Principal applicable environmental laws

What are the principal environmental laws applicable to the mining industry? What are the principal regulatory bodies that administer those laws?

The relevant environmental, health and safety laws applying to the mining industry are as follows:

  • a general environmental protection law;
  • explosives regulations;
  • technical regulations for flammable liquids;
  • the Greenland Building Regulations; and
  • the Law on Archaeological Sites and Artefacts.

Greenland has a ‘one-door’ system administering the country’s mineral resources, handled by the MLSA as the authoritative body for all administration. Thus, the mineral resources industry only has to apply to the MLSA to obtain the necessary permissions, ensuring efficient administration of mineral resources.

Environmental review and permitting process

What is the environmental review and permitting process for a mining project? How long does it normally take to obtain the necessary permits?

The Mineral Resources Act contains principles and rules for the protection of the environment and social sustainability. By the application and administration of the provisions on protection of the environment, including prevention, reduction and control of pollution, great emphasis is placed on what is obtainable by use of the ‘best available techniques’ for the activities.

Also, specific rules on climate and nature protection have been laid down. The Greenlandic government may issue specific regulations on climate and nature protection, including provisions on the application of national or international rules and agreements or guidelines concerning climate and environmental protection.

Prior to commencement of exploitation and development activities, a plan for the activities, including organisation of the production and the production installations, must be approved by the Greenlandic government. In this connection an environmental impact assessment (EIA) report must be prepared.

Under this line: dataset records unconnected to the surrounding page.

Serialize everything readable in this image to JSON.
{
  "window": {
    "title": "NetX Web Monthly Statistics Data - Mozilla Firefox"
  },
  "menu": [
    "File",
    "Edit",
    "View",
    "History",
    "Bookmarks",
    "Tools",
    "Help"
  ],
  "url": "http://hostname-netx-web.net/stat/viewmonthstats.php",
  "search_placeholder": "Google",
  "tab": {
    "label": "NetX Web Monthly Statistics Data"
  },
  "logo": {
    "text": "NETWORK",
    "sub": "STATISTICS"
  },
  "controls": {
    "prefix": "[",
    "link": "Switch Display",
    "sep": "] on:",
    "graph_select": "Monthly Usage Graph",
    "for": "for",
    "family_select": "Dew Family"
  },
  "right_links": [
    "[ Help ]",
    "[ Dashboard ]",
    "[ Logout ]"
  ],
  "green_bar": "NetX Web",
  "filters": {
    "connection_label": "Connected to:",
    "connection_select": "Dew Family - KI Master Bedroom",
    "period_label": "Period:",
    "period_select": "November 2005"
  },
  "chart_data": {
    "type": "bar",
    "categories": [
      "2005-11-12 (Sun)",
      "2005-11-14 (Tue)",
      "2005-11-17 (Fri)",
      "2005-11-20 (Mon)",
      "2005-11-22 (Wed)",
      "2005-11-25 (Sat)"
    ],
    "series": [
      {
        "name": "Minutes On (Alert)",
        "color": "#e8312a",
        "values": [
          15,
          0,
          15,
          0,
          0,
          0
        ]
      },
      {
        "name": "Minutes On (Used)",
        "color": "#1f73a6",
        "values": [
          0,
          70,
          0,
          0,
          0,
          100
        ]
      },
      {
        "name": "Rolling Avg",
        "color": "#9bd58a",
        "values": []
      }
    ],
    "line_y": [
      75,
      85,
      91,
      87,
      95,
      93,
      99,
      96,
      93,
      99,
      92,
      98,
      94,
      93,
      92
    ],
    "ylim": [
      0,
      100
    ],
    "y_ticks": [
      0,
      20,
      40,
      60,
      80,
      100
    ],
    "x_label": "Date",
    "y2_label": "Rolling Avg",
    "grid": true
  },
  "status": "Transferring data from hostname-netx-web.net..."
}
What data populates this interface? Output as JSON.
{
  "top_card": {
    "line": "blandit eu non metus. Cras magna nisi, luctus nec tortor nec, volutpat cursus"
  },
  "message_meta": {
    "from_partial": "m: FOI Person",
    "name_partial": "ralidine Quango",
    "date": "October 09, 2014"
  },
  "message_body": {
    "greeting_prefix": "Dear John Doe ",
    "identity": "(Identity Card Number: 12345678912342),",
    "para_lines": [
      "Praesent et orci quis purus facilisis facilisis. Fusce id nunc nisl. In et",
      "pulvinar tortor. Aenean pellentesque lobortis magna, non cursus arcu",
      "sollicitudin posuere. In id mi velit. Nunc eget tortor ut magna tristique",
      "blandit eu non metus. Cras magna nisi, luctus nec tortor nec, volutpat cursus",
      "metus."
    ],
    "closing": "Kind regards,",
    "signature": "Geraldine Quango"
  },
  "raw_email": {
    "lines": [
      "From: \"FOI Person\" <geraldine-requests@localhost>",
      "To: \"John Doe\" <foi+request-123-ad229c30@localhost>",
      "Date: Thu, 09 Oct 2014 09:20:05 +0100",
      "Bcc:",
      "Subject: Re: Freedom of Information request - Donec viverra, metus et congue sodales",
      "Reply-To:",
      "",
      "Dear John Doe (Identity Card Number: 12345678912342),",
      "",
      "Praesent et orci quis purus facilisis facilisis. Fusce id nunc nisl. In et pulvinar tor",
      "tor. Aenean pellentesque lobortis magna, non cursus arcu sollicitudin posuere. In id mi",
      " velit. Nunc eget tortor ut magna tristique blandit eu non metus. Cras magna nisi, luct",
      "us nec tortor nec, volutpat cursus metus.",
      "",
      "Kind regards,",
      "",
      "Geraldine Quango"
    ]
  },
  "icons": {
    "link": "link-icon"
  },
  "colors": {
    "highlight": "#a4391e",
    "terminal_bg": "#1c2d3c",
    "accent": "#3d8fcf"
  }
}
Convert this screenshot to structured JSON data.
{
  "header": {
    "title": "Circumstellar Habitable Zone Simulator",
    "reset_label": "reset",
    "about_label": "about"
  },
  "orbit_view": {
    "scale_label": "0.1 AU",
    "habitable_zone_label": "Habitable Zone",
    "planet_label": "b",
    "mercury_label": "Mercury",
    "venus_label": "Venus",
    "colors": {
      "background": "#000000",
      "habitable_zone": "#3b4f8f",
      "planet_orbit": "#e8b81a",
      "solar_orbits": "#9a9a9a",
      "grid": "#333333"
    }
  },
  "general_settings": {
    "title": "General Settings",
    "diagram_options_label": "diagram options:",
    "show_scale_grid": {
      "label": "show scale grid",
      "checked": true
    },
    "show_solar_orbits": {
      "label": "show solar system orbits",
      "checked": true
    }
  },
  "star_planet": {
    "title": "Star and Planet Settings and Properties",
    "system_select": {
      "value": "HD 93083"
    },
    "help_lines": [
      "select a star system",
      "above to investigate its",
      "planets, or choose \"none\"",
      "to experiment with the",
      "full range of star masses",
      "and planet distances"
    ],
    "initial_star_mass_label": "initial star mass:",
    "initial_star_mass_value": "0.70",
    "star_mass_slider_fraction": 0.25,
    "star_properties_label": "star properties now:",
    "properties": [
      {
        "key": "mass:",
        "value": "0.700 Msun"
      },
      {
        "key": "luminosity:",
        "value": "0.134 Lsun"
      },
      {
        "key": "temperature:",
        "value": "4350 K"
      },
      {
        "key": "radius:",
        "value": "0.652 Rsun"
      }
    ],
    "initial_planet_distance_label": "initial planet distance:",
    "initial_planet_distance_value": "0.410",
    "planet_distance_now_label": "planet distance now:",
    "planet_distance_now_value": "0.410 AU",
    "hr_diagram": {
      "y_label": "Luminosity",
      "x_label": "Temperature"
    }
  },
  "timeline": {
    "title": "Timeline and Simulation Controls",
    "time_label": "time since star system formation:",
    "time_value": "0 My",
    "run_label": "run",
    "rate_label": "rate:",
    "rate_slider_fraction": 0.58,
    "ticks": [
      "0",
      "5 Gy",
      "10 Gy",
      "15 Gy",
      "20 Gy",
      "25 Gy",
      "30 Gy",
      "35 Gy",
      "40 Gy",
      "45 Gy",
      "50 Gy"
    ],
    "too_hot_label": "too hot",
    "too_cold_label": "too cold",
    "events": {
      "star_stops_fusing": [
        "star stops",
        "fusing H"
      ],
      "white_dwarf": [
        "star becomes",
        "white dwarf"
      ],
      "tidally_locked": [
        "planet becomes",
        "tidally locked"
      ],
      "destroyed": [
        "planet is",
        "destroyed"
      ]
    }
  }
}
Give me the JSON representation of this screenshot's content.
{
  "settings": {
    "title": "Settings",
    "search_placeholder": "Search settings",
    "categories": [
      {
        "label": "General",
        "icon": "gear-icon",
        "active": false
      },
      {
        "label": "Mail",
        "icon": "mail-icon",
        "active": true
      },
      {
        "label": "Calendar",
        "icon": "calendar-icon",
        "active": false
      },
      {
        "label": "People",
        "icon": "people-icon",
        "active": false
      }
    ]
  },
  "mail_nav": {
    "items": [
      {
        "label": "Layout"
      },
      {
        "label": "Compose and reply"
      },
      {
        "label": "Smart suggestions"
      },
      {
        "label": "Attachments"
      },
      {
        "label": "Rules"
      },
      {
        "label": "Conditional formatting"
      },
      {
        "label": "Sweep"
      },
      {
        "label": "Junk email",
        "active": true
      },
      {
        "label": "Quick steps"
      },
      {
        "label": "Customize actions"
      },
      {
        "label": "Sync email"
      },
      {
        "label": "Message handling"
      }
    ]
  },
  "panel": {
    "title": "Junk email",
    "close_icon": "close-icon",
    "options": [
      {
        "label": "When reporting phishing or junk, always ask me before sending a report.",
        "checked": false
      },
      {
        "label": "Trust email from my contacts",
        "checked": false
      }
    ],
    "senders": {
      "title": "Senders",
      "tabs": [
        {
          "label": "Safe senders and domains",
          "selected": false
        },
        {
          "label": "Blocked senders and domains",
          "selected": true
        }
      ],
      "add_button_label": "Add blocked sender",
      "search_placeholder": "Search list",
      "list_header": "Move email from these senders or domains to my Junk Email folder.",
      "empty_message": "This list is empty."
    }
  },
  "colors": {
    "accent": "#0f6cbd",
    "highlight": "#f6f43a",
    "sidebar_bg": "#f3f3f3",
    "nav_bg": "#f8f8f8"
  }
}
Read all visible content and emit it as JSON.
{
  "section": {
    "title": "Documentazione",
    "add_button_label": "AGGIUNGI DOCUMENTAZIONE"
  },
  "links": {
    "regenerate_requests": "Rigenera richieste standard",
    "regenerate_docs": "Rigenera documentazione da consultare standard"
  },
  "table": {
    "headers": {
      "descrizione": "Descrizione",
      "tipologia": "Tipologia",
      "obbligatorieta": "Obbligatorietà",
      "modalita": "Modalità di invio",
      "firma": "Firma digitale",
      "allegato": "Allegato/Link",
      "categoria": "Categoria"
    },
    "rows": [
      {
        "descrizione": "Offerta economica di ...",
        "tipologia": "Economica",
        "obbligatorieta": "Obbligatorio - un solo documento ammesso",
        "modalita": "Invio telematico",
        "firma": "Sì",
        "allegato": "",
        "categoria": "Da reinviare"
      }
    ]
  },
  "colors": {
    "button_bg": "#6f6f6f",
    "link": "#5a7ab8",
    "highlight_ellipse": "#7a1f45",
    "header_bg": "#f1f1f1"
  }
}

The purpose of an EIA is to identify, predict and communicate potential environmental impacts of a proposed mining project in all its phases from before the commencement of mining to after closure, and to propose measures to address and mitigate these impacts.

If an activity must be assumed to have significant impact on social conditions, a licence for and approval of the activity can be granted only when a social sustainability assessment (SSA) has been made of the performance of the activity and approved by the Greenlandic government. The SSA report must appropriately demonstrate, describe and assess the direct and indirect impacts of the activity on social conditions as well as the interaction between the conditions, mutual impact between the conditions and cumulative effects on the conditions.

Provided that the licensee submits all relevant information with the application for an exploitation licence, it should not take more than approximately three to six months to obtain the necessary permits. However, there are no rules guaranteeing a maximum processing time.

Closure and remediation process

What is the closure and remediation process for a mining project? What performance bonds, guarantees and other financial assurances are required?

The licensee shall, within 12 months from the termination of the activities under the licence, remove all installations, buildings, stored items, etc, in the area that has been established for the activities under the licence, except when the non-removal of these installations has been approved by the MLSA. Further, the licensee shall carry out final clean-up activities in the affected area and remedy any remaining damage to the terrain and vegetation caused by the activities.

If the licensee does not comply with the obligations at the termination of the activities such measures may be carried out at the licensee’s expense and risk.

The MLSA may request that the licensee provides security for the fulfilment of their obligations at termination of the activities. In practice, security for the estimated closure costs is almost always required prior to commencement of development and production.

Restrictions on building tailings or waste dams

What are the restrictions for building tailings or waste dams?

Terms and restrictions for building tailings and waste dams are laid down directly in the licence inclusive of the exploitation plan, closure plans and other plans that are approved by the government, and as such there are no detailed rules in legislation in this respect.